Monday, September 6, 2010

White Gold Railroad: Plaster City Narrow Gauge

Charles M. O'Herin
Link Pen Publishing (2008)
ISBN 9780977627912
Reviewed by Marty Shaw for Reader Views


Providing an in-depth look at the Plaster City Railroad, "White Gold Railroad" is great for train aficionados, train model enthusiasts, and history buffs. The book provides an in-depth look at the narrow gauge railroad, complete with detailed histories and both black-and-white and color photos.


The Plaster City Railroad is an example of progress by necessity. When Samuel W. Dunaway envisioned the creation of Imperial Gypsum and Oil Company in the 1920s, a way to transport the products from the quarry to the production plant also had to be created. Unlike other railroads that have occasionally doubled as a public transportation system, the rails at Plaster City have always been dedicated to the sole purpose of moving gypsum, a soft mineral used to make plaster, Sheetrock®, agricultural soil conditioner, and some cements.


The layout of the book makes information easy to find by splitting the history into distinct categories – Historical Summary, Trains & Operations, Structures, and Flora & Fauna. Detailed indexes make easy work of locating a particular figure or photograph by providing easy-to-read lists that provide page numbers, figure/photo names, and brief summaries of each item.


I thought "White Gold Railroad" provided an interesting look into the past, providing some provocative insight into Sam Dunaway's efforts of transforming his vision into reality. Instances such as getting the attention of potential investors by including the word 'Oil' in the company name of Imperial Gypsum and Oil Company, although there was never any evidence of oil being found in the area, reveal how dedicated the man was to his idea…and how lucky he was that gypsum turned out to be such a profitable product that the lack of said oil never caused any investor relationships to turn sour. The fact that the Plaster City Railroad is still hauling loads of gypsum today is another testament to the vision of a man who saw potential where others did not.

I was also impressed by the work and the challenges faced by the engineers who were dedicated to making the railroad work. The terrain and weather of the Imperial Valley in California were not forgiving adversaries and a lot of work went into designing, and re-designing, a transportation system that could withstand the harsh environment.

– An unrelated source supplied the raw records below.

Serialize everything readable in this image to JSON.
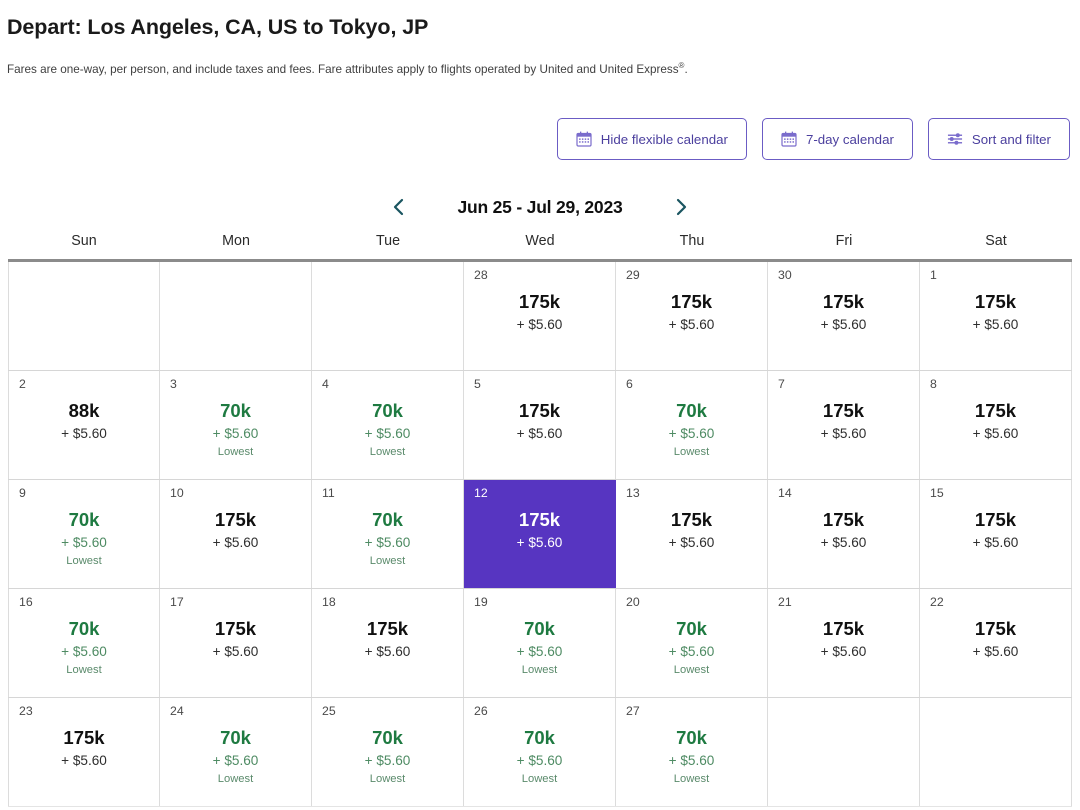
{
  "header": {
    "title": "Depart: Los Angeles, CA, US to Tokyo, JP",
    "subtitle_part1": "Fares are one-way, per person, and include taxes and fees. Fare attributes apply to flights operated by United and United Express",
    "subtitle_sup": "®",
    "subtitle_end": "."
  },
  "toolbar": {
    "hide_flexible_calendar": "Hide flexible calendar",
    "seven_day_calendar": "7-day calendar",
    "sort_and_filter": "Sort and filter",
    "icons": {
      "hide_flexible_calendar": "calendar-icon",
      "seven_day_calendar": "calendar-icon",
      "sort_and_filter": "sliders-icon"
    },
    "accent_color": "#6b5cc4"
  },
  "date_nav": {
    "prev_label": "‹",
    "prev_icon": "chevron-left-icon",
    "next_icon": "chevron-right-icon",
    "range": "Jun 25 - Jul 29, 2023",
    "arrow_color": "#1a5560"
  },
  "calendar": {
    "weekdays": [
      "Sun",
      "Mon",
      "Tue",
      "Wed",
      "Thu",
      "Fri",
      "Sat"
    ],
    "selected_color": "#5735c1",
    "lowest_label": "Lowest",
    "rows": [
      [
        {
          "day": "",
          "miles": "",
          "tax": "",
          "lowest": false,
          "empty": true,
          "selected": false
        },
        {
          "day": "",
          "miles": "",
          "tax": "",
          "lowest": false,
          "empty": true,
          "selected": false
        },
        {
          "day": "",
          "miles": "",
          "tax": "",
          "lowest": false,
          "empty": true,
          "selected": false
        },
        {
          "day": "28",
          "miles": "175k",
          "tax": "+ $5.60",
          "lowest": false,
          "empty": false,
          "selected": false
        },
        {
          "day": "29",
          "miles": "175k",
          "tax": "+ $5.60",
          "lowest": false,
          "empty": false,
          "selected": false
        },
        {
          "day": "30",
          "miles": "175k",
          "tax": "+ $5.60",
          "lowest": false,
          "empty": false,
          "selected": false
        },
        {
          "day": "1",
          "miles": "175k",
          "tax": "+ $5.60",
          "lowest": false,
          "empty": false,
          "selected": false
        }
      ],
      [
        {
          "day": "2",
          "miles": "88k",
          "tax": "+ $5.60",
          "lowest": false,
          "empty": false,
          "selected": false
        },
        {
          "day": "3",
          "miles": "70k",
          "tax": "+ $5.60",
          "lowest": true,
          "empty": false,
          "selected": false
        },
        {
          "day": "4",
          "miles": "70k",
          "tax": "+ $5.60",
          "lowest": true,
          "empty": false,
          "selected": false
        },
        {
          "day": "5",
          "miles": "175k",
          "tax": "+ $5.60",
          "lowest": false,
          "empty": false,
          "selected": false
        },
        {
          "day": "6",
          "miles": "70k",
          "tax": "+ $5.60",
          "lowest": true,
          "empty": false,
          "selected": false
        },
        {
          "day": "7",
          "miles": "175k",
          "tax": "+ $5.60",
          "lowest": false,
          "empty": false,
          "selected": false
        },
        {
          "day": "8",
          "miles": "175k",
          "tax": "+ $5.60",
          "lowest": false,
          "empty": false,
          "selected": false
        }
      ],
      [
        {
          "day": "9",
          "miles": "70k",
          "tax": "+ $5.60",
          "lowest": true,
          "empty": false,
          "selected": false
        },
        {
          "day": "10",
          "miles": "175k",
          "tax": "+ $5.60",
          "lowest": false,
          "empty": false,
          "selected": false
        },
        {
          "day": "11",
          "miles": "70k",
          "tax": "+ $5.60",
          "lowest": true,
          "empty": false,
          "selected": false
        },
        {
          "day": "12",
          "miles": "175k",
          "tax": "+ $5.60",
          "lowest": false,
          "empty": false,
          "selected": true
        },
        {
          "day": "13",
          "miles": "175k",
          "tax": "+ $5.60",
          "lowest": false,
          "empty": false,
          "selected": false
        },
        {
          "day": "14",
          "miles": "175k",
          "tax": "+ $5.60",
          "lowest": false,
          "empty": false,
          "selected": false
        },
        {
          "day": "15",
          "miles": "175k",
          "tax": "+ $5.60",
          "lowest": false,
          "empty": false,
          "selected": false
        }
      ],
      [
        {
          "day": "16",
          "miles": "70k",
          "tax": "+ $5.60",
          "lowest": true,
          "empty": false,
          "selected": false
        },
        {
          "day": "17",
          "miles": "175k",
          "tax": "+ $5.60",
          "lowest": false,
          "empty": false,
          "selected": false
        },
        {
          "day": "18",
          "miles": "175k",
          "tax": "+ $5.60",
          "lowest": false,
          "empty": false,
          "selected": false
        },
        {
          "day": "19",
          "miles": "70k",
          "tax": "+ $5.60",
          "lowest": true,
          "empty": false,
          "selected": false
        },
        {
          "day": "20",
          "miles": "70k",
          "tax": "+ $5.60",
          "lowest": true,
          "empty": false,
          "selected": false
        },
        {
          "day": "21",
          "miles": "175k",
          "tax": "+ $5.60",
          "lowest": false,
          "empty": false,
          "selected": false
        },
        {
          "day": "22",
          "miles": "175k",
          "tax": "+ $5.60",
          "lowest": false,
          "empty": false,
          "selected": false
        }
      ],
      [
        {
          "day": "23",
          "miles": "175k",
          "tax": "+ $5.60",
          "lowest": false,
          "empty": false,
          "selected": false
        },
        {
          "day": "24",
          "miles": "70k",
          "tax": "+ $5.60",
          "lowest": true,
          "empty": false,
          "selected": false
        },
        {
          "day": "25",
          "miles": "70k",
          "tax": "+ $5.60",
          "lowest": true,
          "empty": false,
          "selected": false
        },
        {
          "day": "26",
          "miles": "70k",
          "tax": "+ $5.60",
          "lowest": true,
          "empty": false,
          "selected": false
        },
        {
          "day": "27",
          "miles": "70k",
          "tax": "+ $5.60",
          "lowest": true,
          "empty": false,
          "selected": false
        },
        {
          "day": "",
          "miles": "",
          "tax": "",
          "lowest": false,
          "empty": true,
          "selected": false
        },
        {
          "day": "",
          "miles": "",
          "tax": "",
          "lowest": false,
          "empty": true,
          "selected": false
        }
      ]
    ]
  }
}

With "White Gold Railroad," Mr. O'Herin set out to create a book that would "give railroad hobbyists, enthusiasts, and historians equal consideration of their interests" and I believe he did exactly that with this detailed look at the Plaster City Railroad from it's origins to it's present-day operations.

Read Interview with author Charles M. O'Herin